* _Supplied material_:
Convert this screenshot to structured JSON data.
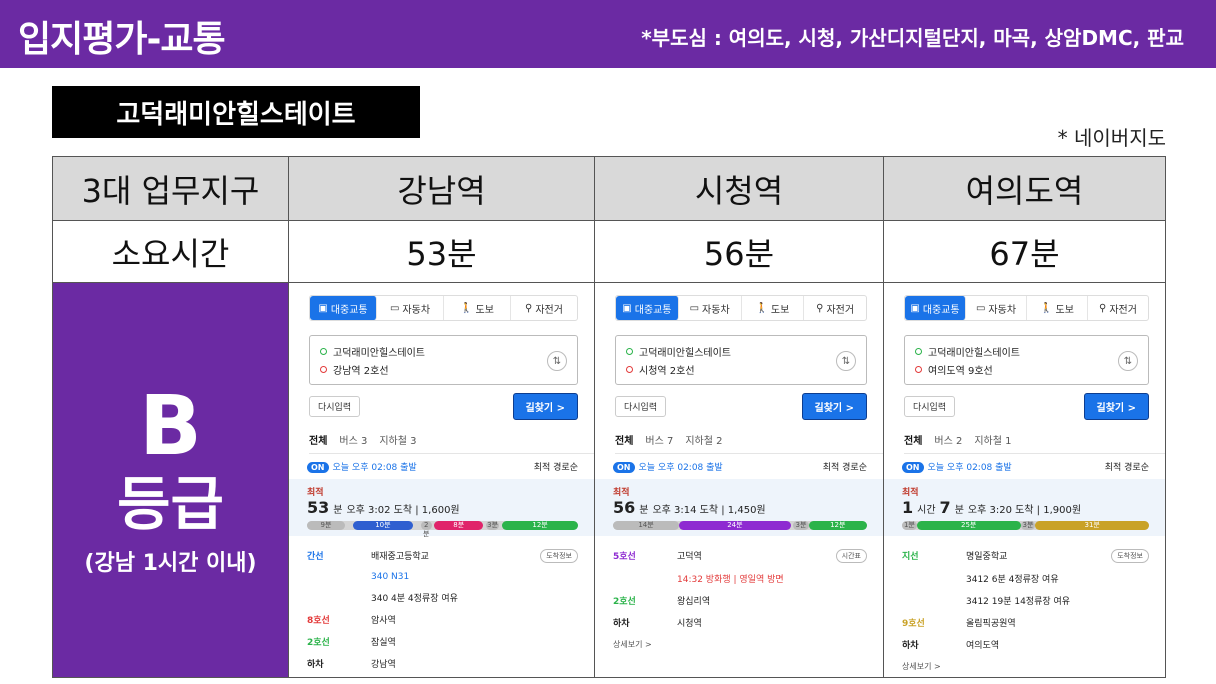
{
  "header": {
    "title": "입지평가-교통",
    "sub": "*부도심 : 여의도, 시청, 가산디지털단지, 마곡, 상암DMC, 판교"
  },
  "apartment": "고덕래미안힐스테이트",
  "note": "* 네이버지도",
  "table": {
    "col_header": "3대 업무지구",
    "row_time": "소요시간",
    "destinations": [
      {
        "name": "강남역",
        "time": "53분"
      },
      {
        "name": "시청역",
        "time": "56분"
      },
      {
        "name": "여의도역",
        "time": "67분"
      }
    ],
    "grade": {
      "letter": "B",
      "word": "등급",
      "desc": "(강남 1시간 이내)"
    }
  },
  "screens": {
    "tabs": [
      "대중교통",
      "자동차",
      "도보",
      "자전거"
    ],
    "origin": "고덕래미안힐스테이트",
    "reinput": "다시입력",
    "find": "길찾기 >",
    "depart": "오늘 오후 02:08 출발",
    "on": "ON",
    "sort": "최적 경로순",
    "best": "최적",
    "more": "상세보기 >",
    "gangnam": {
      "dest": "강남역 2호선",
      "subtabs": [
        "전체",
        "버스 3",
        "지하철 3"
      ],
      "time_big": "53",
      "time_unit": "분",
      "arrive": "오후 3:02 도착 | 1,600원",
      "segs": [
        "9분",
        "10분",
        "2분",
        "8분",
        "3분",
        "12분"
      ],
      "steps": [
        {
          "line": "간선",
          "text": "배재중고등학교",
          "extra": "도착정보"
        },
        {
          "line": "",
          "text": "340  N31",
          "extra": ""
        },
        {
          "line": "",
          "text": "340  4분 4정류장 여유",
          "extra": ""
        },
        {
          "line": "8호선",
          "text": "암사역",
          "extra": ""
        },
        {
          "line": "2호선",
          "text": "잠실역",
          "extra": ""
        },
        {
          "line": "하차",
          "text": "강남역",
          "extra": ""
        }
      ]
    },
    "cityhall": {
      "dest": "시청역 2호선",
      "subtabs": [
        "전체",
        "버스 7",
        "지하철 2"
      ],
      "time_big": "56",
      "time_unit": "분",
      "arrive": "오후 3:14 도착 | 1,450원",
      "segs": [
        "14분",
        "24분",
        "3분",
        "12분"
      ],
      "steps": [
        {
          "line": "5호선",
          "text": "고덕역",
          "extra": "시간표"
        },
        {
          "line": "",
          "text": "14:32 방화행 | 영일역 방면",
          "extra": ""
        },
        {
          "line": "2호선",
          "text": "왕십리역",
          "extra": ""
        },
        {
          "line": "하차",
          "text": "시청역",
          "extra": ""
        }
      ]
    },
    "yeouido": {
      "dest": "여의도역 9호선",
      "subtabs": [
        "전체",
        "버스 2",
        "지하철 1"
      ],
      "time_big": "1",
      "time_unit": "시간",
      "time_big2": "7",
      "time_unit2": "분",
      "arrive": "오후 3:20 도착 | 1,900원",
      "segs": [
        "1분",
        "25분",
        "3분",
        "31분"
      ],
      "steps": [
        {
          "line": "지선",
          "text": "명일중학교",
          "extra": "도착정보"
        },
        {
          "line": "",
          "text": "3412  6분 4정류장 여유",
          "extra": ""
        },
        {
          "line": "",
          "text": "3412  19분 14정류장 여유",
          "extra": ""
        },
        {
          "line": "9호선",
          "text": "올림픽공원역",
          "extra": ""
        },
        {
          "line": "하차",
          "text": "여의도역",
          "extra": ""
        }
      ]
    }
  }
}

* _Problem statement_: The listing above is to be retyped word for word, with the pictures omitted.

* _Solution for this exercise_:
Convert this screenshot to structured JSON data.
{
  "header": {
    "title": "입지평가-교통",
    "sub": "*부도심 : 여의도, 시청, 가산디지털단지, 마곡, 상암DMC, 판교"
  },
  "apartment": "고덕래미안힐스테이트",
  "note": "* 네이버지도",
  "table": {
    "col_header": "3대 업무지구",
    "row_time": "소요시간",
    "destinations": [
      {
        "name": "강남역",
        "time": "53분"
      },
      {
        "name": "시청역",
        "time": "56분"
      },
      {
        "name": "여의도역",
        "time": "67분"
      }
    ],
    "grade": {
      "letter": "B",
      "word": "등급",
      "desc": "(강남 1시간 이내)"
    }
  },
  "screens": {
    "tabs": [
      "대중교통",
      "자동차",
      "도보",
      "자전거"
    ],
    "origin": "고덕래미안힐스테이트",
    "reinput": "다시입력",
    "find": "길찾기 >",
    "depart": "오늘 오후 02:08 출발",
    "on": "ON",
    "sort": "최적 경로순",
    "best": "최적",
    "more": "상세보기 >",
    "gangnam": {
      "dest": "강남역 2호선",
      "subtabs": [
        "전체",
        "버스 3",
        "지하철 3"
      ],
      "time_big": "53",
      "time_unit": "분",
      "arrive": "오후 3:02 도착 | 1,600원",
      "segs": [
        "9분",
        "10분",
        "2분",
        "8분",
        "3분",
        "12분"
      ],
      "steps": [
        {
          "line": "간선",
          "text": "배재중고등학교",
          "extra": "도착정보"
        },
        {
          "line": "",
          "text": "340  N31",
          "extra": ""
        },
        {
          "line": "",
          "text": "340  4분 4정류장 여유",
          "extra": ""
        },
        {
          "line": "8호선",
          "text": "암사역",
          "extra": ""
        },
        {
          "line": "2호선",
          "text": "잠실역",
          "extra": ""
        },
        {
          "line": "하차",
          "text": "강남역",
          "extra": ""
        }
      ]
    },
    "cityhall": {
      "dest": "시청역 2호선",
      "subtabs": [
        "전체",
        "버스 7",
        "지하철 2"
      ],
      "time_big": "56",
      "time_unit": "분",
      "arrive": "오후 3:14 도착 | 1,450원",
      "segs": [
        "14분",
        "24분",
        "3분",
        "12분"
      ],
      "steps": [
        {
          "line": "5호선",
          "text": "고덕역",
          "extra": "시간표"
        },
        {
          "line": "",
          "text": "14:32 방화행 | 영일역 방면",
          "extra": ""
        },
        {
          "line": "2호선",
          "text": "왕십리역",
          "extra": ""
        },
        {
          "line": "하차",
          "text": "시청역",
          "extra": ""
        }
      ]
    },
    "yeouido": {
      "dest": "여의도역 9호선",
      "subtabs": [
        "전체",
        "버스 2",
        "지하철 1"
      ],
      "time_big": "1",
      "time_unit": "시간",
      "time_big2": "7",
      "time_unit2": "분",
      "arrive": "오후 3:20 도착 | 1,900원",
      "segs": [
        "1분",
        "25분",
        "3분",
        "31분"
      ],
      "steps": [
        {
          "line": "지선",
          "text": "명일중학교",
          "extra": "도착정보"
        },
        {
          "line": "",
          "text": "3412  6분 4정류장 여유",
          "extra": ""
        },
        {
          "line": "",
          "text": "3412  19분 14정류장 여유",
          "extra": ""
        },
        {
          "line": "9호선",
          "text": "올림픽공원역",
          "extra": ""
        },
        {
          "line": "하차",
          "text": "여의도역",
          "extra": ""
        }
      ]
    }
  }
}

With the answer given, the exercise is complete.